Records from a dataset
Segment Open

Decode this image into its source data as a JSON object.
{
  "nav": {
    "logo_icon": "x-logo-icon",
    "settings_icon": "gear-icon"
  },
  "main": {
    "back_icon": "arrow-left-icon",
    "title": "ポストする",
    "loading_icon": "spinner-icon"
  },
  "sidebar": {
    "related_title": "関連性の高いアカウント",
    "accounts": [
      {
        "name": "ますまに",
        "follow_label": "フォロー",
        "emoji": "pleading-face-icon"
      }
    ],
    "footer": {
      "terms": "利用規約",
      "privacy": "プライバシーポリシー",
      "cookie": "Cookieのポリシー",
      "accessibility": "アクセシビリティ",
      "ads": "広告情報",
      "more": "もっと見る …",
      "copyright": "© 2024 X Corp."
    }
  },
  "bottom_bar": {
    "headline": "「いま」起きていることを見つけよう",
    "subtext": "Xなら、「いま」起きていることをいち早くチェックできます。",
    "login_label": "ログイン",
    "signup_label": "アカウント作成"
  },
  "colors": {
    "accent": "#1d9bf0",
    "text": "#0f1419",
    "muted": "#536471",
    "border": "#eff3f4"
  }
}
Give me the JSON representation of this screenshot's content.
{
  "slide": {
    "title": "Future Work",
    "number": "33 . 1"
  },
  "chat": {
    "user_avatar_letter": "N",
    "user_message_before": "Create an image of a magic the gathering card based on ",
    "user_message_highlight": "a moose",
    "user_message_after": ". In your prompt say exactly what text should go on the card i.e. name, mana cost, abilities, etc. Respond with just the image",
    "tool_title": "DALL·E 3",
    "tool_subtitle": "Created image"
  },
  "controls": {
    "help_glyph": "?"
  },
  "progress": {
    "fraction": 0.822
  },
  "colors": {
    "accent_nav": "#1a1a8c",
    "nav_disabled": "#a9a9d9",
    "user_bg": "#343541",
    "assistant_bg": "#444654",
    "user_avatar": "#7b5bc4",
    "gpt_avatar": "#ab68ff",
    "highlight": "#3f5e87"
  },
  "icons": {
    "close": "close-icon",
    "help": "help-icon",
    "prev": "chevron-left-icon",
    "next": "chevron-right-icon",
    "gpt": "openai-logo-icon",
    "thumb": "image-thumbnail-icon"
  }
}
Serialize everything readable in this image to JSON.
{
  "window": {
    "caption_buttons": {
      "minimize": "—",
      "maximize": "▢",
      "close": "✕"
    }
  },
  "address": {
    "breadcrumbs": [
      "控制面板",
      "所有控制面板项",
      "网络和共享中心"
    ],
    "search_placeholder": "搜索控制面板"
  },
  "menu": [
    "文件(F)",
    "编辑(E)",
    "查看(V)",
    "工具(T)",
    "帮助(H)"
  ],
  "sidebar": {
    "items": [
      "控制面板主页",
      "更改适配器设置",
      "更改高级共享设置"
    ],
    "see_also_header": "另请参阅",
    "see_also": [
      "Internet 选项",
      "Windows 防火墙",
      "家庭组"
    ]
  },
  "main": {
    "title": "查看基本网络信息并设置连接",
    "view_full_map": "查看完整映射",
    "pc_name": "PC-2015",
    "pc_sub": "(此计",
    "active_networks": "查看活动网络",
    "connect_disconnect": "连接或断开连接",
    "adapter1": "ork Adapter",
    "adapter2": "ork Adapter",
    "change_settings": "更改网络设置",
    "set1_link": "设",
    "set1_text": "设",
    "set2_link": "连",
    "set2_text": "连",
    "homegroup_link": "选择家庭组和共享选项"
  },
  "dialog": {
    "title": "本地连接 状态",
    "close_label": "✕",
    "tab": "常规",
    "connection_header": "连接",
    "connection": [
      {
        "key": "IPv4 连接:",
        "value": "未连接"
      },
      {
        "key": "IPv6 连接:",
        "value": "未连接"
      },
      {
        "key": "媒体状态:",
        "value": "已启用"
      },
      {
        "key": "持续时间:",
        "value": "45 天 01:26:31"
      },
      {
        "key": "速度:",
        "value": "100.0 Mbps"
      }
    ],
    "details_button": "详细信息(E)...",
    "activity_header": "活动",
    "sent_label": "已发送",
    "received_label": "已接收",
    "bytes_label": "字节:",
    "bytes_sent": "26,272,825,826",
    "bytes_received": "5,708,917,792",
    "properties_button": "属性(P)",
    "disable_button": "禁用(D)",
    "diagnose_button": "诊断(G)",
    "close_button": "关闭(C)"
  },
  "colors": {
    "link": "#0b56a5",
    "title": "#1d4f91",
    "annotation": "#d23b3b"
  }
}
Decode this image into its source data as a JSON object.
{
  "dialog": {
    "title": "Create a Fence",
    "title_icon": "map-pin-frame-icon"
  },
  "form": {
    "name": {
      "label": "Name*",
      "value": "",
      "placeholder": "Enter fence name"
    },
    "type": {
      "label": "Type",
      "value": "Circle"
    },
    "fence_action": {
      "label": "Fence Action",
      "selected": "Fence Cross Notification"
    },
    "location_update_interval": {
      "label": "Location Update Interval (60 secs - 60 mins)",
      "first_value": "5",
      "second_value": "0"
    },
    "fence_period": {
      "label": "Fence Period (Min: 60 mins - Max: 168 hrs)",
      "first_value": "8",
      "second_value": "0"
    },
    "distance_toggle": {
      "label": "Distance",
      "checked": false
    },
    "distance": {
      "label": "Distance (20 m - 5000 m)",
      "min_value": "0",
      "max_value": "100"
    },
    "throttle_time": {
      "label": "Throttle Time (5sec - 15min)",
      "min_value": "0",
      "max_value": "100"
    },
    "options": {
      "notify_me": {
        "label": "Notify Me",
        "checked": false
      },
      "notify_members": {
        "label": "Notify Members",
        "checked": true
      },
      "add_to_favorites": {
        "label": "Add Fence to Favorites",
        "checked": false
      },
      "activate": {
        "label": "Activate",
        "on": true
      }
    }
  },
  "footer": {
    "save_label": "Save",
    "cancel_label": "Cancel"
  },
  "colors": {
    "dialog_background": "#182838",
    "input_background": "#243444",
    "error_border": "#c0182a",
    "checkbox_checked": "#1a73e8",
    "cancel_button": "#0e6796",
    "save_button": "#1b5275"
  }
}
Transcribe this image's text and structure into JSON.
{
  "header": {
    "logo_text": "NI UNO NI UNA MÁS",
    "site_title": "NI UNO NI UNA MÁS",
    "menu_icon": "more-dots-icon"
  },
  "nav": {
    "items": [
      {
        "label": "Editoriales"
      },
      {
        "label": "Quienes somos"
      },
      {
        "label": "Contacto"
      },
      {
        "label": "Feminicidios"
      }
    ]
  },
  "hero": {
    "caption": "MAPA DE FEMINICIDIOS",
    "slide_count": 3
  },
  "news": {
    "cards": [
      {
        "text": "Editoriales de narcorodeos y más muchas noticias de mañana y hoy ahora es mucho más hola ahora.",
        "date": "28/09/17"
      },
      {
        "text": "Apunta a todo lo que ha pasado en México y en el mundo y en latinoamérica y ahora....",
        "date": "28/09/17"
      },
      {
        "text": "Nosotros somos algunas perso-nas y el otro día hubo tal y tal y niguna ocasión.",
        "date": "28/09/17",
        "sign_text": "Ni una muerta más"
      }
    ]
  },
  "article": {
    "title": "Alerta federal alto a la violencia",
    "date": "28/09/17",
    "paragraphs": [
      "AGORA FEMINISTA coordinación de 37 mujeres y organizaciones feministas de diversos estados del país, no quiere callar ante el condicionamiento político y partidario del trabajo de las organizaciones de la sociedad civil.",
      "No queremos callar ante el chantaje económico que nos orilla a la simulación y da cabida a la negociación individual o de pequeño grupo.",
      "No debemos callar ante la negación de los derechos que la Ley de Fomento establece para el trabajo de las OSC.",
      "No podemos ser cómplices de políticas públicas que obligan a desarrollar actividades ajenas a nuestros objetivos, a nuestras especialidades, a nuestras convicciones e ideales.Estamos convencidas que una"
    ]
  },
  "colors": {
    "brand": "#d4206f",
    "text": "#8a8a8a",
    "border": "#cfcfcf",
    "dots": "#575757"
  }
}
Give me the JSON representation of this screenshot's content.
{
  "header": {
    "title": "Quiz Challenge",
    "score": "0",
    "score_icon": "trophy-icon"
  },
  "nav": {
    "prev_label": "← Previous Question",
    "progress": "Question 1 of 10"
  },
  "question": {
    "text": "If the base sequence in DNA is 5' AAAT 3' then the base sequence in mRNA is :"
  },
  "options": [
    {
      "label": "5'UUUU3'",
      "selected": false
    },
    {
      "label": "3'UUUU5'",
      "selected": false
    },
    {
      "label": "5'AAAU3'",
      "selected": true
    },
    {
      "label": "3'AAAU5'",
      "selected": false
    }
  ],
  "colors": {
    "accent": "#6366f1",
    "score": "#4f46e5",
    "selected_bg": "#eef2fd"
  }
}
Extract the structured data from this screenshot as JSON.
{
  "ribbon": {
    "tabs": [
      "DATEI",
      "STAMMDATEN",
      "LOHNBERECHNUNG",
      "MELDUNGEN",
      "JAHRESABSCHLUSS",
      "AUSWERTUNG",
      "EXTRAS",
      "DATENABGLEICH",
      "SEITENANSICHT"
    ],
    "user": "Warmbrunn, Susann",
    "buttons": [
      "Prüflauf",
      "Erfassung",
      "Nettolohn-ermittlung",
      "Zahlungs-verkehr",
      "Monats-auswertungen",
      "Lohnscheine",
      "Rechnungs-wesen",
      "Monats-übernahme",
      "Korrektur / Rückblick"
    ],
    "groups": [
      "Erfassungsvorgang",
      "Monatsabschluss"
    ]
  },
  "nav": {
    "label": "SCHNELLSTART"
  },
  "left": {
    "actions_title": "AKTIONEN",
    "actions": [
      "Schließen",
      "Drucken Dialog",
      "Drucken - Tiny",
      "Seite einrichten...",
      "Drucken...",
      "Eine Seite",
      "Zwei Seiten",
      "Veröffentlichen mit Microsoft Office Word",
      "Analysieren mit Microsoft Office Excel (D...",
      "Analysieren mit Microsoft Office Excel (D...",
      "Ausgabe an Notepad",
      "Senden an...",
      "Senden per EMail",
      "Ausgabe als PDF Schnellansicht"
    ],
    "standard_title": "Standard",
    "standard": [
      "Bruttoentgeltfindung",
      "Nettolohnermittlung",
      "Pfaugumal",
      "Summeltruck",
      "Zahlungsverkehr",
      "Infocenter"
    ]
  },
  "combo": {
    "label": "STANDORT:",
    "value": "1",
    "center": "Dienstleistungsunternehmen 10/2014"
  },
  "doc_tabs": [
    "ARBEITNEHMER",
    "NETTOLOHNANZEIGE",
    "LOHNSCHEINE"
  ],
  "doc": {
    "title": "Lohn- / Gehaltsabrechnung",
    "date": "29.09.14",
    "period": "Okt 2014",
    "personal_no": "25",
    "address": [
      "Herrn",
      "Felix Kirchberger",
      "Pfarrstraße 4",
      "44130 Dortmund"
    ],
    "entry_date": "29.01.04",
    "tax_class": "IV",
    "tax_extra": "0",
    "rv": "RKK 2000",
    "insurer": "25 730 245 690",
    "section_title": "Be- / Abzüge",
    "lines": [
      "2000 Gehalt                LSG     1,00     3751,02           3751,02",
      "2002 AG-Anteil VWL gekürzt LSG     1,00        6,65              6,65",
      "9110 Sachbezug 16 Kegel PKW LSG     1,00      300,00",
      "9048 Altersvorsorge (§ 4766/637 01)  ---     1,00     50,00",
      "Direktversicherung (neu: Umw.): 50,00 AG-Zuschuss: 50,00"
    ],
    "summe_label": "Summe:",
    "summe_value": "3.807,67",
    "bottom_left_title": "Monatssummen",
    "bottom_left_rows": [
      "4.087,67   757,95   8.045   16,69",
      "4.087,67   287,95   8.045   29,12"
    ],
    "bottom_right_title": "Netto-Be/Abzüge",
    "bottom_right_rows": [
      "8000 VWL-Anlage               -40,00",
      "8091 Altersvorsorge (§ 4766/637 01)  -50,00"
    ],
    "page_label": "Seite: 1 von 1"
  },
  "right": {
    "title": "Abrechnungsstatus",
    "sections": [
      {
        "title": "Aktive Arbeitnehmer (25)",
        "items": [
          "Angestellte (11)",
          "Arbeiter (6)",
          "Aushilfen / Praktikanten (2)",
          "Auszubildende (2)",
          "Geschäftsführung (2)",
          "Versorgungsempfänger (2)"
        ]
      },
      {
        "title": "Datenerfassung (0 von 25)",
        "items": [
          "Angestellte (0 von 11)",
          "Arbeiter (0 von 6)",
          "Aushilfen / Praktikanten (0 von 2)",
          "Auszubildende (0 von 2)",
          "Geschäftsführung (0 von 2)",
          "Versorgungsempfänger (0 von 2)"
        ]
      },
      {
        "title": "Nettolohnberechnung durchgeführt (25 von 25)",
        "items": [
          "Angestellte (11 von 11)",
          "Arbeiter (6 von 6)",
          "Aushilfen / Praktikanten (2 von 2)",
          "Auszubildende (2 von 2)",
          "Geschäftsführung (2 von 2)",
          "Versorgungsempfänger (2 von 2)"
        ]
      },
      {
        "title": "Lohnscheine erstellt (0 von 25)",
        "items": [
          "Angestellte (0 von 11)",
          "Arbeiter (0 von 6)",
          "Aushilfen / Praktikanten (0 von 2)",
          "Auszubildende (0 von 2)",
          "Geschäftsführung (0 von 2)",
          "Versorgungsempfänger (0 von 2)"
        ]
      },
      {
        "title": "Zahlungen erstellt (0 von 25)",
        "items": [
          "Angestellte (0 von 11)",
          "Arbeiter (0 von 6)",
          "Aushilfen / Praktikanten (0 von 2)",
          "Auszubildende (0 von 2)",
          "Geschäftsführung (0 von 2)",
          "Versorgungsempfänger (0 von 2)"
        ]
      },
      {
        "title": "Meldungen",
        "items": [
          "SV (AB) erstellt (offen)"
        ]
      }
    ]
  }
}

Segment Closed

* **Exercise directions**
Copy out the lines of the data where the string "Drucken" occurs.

* **Task solution**
      "Drucken Dialog",
      "Drucken - Tiny",
      "Drucken...",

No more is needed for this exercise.